I never realized that I had been part of a cultural exodus until it was long over, and a new exodus was carrying users off to Facebook and Tumblr.

For a long time, I considered going back; the move of the servers to Russia in early 2017 made that no longer an option for me. I’m really glad Dreamwidth is still here. For years, it felt like DW basically existed for the purpose of redundancy; if SUP ever did the Mass Fandom Deletion we were all so terrified would happen after the Strikethrough/Boldthrough incidents in 2007, all of our precious musings, memories, and drama would be saved. Post 2017, it stopped being the backup for many users, and became the real deal.

LJ always seemed like a uniquely Gen X phenomenon to me, even if the vast majority of its users were Millenials. It never appealed to Boomers the way Facebook has. I remember that the vast majority of Boomer journals I encountered only consisted of a few entries, often with titles like “My kid signed me up for this thing” or “I still don’t know if I’m doing this right” and were quickly abandoned; George R. R. Martin being a notable exception.

Which reminds me…I need to do some more friending memes. I joined LJ in 2004 and immediately dived into an RP group; getting back into the swing of things on DW is happening a lot more slowly.

Current Mood: https://youtu.be/6WdzR2VKa8A

I had a love-hate relationship with Tumblr before leaving it entirely. Nearly all the fandoms I was following at the time (ok, mainly TRON) migrated there fairly early on (2011-2012.) It really started to get a reputation as a haven for “Social Justice Warriors” during 2012-2013 onwards, and yet for all of the language based around social justice, people basically were behaving the same as their counterparts on 4chan, with all theĀ  gatekeeping, harassing, attacking, shaming, and dogpiling that was constantly going on.

I agree with leftists like Natalie Wynn (aka Contrapoints) who say that people should be given a chance to change their minds and redeem themselves – which happens through discussion, not dogpiling. Dogpiling is great for deplatforming people, which I agree should totally happen in extreme cases – but when your idea of social justice discourse breaks down to “stop liking what I don’t like,” in regards to fandoms (which I was seeing way more than reasoned discussions about social justice) we have a problem.

No one ever changed their minds or adopted a more enlightened worldview because they were told to “go kill yourself.”

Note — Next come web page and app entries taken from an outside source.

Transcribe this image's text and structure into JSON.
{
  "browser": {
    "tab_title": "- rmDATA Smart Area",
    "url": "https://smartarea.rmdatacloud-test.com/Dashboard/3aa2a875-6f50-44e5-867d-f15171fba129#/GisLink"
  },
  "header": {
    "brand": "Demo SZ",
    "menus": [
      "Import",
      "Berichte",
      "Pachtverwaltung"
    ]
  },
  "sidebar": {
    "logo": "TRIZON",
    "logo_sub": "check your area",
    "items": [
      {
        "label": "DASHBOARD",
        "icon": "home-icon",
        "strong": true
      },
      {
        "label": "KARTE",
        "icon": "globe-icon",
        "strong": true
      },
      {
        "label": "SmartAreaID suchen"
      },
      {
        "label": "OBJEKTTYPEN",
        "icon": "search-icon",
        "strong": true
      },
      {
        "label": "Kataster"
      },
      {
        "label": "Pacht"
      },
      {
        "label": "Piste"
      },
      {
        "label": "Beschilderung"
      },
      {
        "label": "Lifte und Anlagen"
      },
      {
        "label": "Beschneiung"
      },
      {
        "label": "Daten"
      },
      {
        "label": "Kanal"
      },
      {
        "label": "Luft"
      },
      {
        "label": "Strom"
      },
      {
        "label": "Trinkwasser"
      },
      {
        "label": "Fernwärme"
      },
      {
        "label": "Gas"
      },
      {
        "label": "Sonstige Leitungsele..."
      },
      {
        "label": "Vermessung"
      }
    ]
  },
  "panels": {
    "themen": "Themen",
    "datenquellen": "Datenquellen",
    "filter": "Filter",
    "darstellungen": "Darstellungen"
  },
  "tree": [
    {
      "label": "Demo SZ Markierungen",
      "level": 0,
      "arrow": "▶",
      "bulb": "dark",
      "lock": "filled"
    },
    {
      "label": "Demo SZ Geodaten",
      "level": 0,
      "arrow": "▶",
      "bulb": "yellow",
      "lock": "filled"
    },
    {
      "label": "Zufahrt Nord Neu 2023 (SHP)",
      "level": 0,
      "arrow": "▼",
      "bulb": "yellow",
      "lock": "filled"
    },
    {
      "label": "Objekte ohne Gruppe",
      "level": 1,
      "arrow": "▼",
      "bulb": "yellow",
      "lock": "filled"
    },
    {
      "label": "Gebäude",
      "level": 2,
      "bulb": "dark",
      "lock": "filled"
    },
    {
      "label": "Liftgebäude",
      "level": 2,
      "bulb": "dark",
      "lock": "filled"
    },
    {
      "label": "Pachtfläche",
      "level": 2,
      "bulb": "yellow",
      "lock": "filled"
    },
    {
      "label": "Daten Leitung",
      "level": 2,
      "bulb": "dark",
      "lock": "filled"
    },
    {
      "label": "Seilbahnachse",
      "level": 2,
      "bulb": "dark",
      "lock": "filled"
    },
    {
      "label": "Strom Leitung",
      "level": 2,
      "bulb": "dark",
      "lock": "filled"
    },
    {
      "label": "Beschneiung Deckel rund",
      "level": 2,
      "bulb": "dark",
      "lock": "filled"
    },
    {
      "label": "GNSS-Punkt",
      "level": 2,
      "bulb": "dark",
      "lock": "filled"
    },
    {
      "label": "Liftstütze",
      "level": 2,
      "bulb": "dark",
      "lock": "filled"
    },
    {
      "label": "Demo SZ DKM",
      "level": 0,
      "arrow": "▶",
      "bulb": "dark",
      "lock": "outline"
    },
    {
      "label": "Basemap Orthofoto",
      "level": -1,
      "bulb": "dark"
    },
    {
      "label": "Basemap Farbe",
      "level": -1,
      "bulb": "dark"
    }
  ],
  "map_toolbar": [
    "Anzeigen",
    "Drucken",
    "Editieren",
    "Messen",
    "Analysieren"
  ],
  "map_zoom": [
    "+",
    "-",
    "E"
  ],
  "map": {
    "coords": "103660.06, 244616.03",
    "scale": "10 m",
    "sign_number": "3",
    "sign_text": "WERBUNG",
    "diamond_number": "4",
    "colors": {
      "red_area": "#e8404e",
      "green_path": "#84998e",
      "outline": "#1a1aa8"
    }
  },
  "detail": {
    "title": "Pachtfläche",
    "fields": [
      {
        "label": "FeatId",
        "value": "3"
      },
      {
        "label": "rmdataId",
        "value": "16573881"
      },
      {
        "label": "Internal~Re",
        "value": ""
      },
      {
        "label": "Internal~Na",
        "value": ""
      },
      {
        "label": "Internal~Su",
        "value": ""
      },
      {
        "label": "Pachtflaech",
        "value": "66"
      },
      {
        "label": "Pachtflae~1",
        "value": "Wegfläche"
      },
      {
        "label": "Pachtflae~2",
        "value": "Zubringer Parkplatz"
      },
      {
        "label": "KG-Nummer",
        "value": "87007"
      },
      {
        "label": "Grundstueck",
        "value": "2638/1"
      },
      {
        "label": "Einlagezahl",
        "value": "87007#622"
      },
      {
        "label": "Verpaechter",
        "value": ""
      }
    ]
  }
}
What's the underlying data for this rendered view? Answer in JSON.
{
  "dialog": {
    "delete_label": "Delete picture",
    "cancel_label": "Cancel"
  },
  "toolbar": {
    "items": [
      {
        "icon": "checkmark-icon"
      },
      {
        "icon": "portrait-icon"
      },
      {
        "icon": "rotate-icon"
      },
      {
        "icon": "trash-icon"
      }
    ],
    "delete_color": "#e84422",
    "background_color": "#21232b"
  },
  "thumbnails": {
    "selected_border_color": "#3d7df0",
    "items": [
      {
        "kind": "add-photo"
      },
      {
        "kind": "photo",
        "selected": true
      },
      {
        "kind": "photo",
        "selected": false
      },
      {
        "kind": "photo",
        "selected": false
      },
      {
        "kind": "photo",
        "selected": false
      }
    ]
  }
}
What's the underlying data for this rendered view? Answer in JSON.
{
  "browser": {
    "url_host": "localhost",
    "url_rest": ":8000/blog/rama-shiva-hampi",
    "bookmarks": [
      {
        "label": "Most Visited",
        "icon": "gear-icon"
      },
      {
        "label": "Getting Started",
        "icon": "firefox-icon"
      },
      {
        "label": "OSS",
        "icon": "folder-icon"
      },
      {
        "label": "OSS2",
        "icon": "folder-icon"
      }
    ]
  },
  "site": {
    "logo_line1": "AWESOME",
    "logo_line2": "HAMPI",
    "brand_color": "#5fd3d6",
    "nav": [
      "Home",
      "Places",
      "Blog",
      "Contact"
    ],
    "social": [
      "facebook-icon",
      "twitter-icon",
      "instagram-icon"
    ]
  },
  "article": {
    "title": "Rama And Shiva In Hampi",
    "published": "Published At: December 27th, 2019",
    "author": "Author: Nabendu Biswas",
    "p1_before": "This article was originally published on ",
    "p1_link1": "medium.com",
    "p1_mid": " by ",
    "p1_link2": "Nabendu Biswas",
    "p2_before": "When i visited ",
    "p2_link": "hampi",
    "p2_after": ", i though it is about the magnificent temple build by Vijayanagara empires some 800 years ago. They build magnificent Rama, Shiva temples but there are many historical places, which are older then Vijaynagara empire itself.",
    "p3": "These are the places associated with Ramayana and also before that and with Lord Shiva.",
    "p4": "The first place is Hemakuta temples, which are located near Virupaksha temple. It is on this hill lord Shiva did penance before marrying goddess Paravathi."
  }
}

It started to be a less “how can we make a better and more just world for everyone,” and more “your fandom is problematic.” EDIT: and that was never really the point of fandom on Tumblr for me anyway; I was there mainly in the beginning for fanfic and fanart like everyone else, and the social justice discourse (and fandom gatekeeping thinly disguised as social justice discourse) just started creeping to the forefront around the end of 2012.

And I agree that being conscious of social issues is important! BUT – let people enjoy things. I mean, it doesn’t make any sense to call someone a fascist because you disagree with their fanfic interpretation of Severus Snape or Xehanort, especially with actual fascists so thick on the ground these days.

Anyway, now The Powers That Be at Tumblr have decided to crack down on anything NSFW. I haven’t been there in over a year, and I can still think of several fan artists I knew and liked who would be negatively affected by this. This is LJ Strikethough all over again, but for the Millenials and Generation Z. Which makes me wonder – is Tumblr about to be sold to the Russians?

LJ Strikethrough, for those of you too young to remember, was an incident in which LJ cracked down on “adult themed” fanart and fanfic in an attempt to “clean up the place” before the sale to SUP, the Russian company who bought it in 2007. It caused a mass exodus to LJ clones like InsaneJournal and GreatestJournal, and was the reason the bestest LJ clone ever, Dreamwidth dot org, was created.

I really don’t know what spurred Tumblr on to do this, but I can imagine that the migration to the Next Big Thing in social media platforms has already begun.

ETA: ProZD weighs in on the controversy (also Current Mood)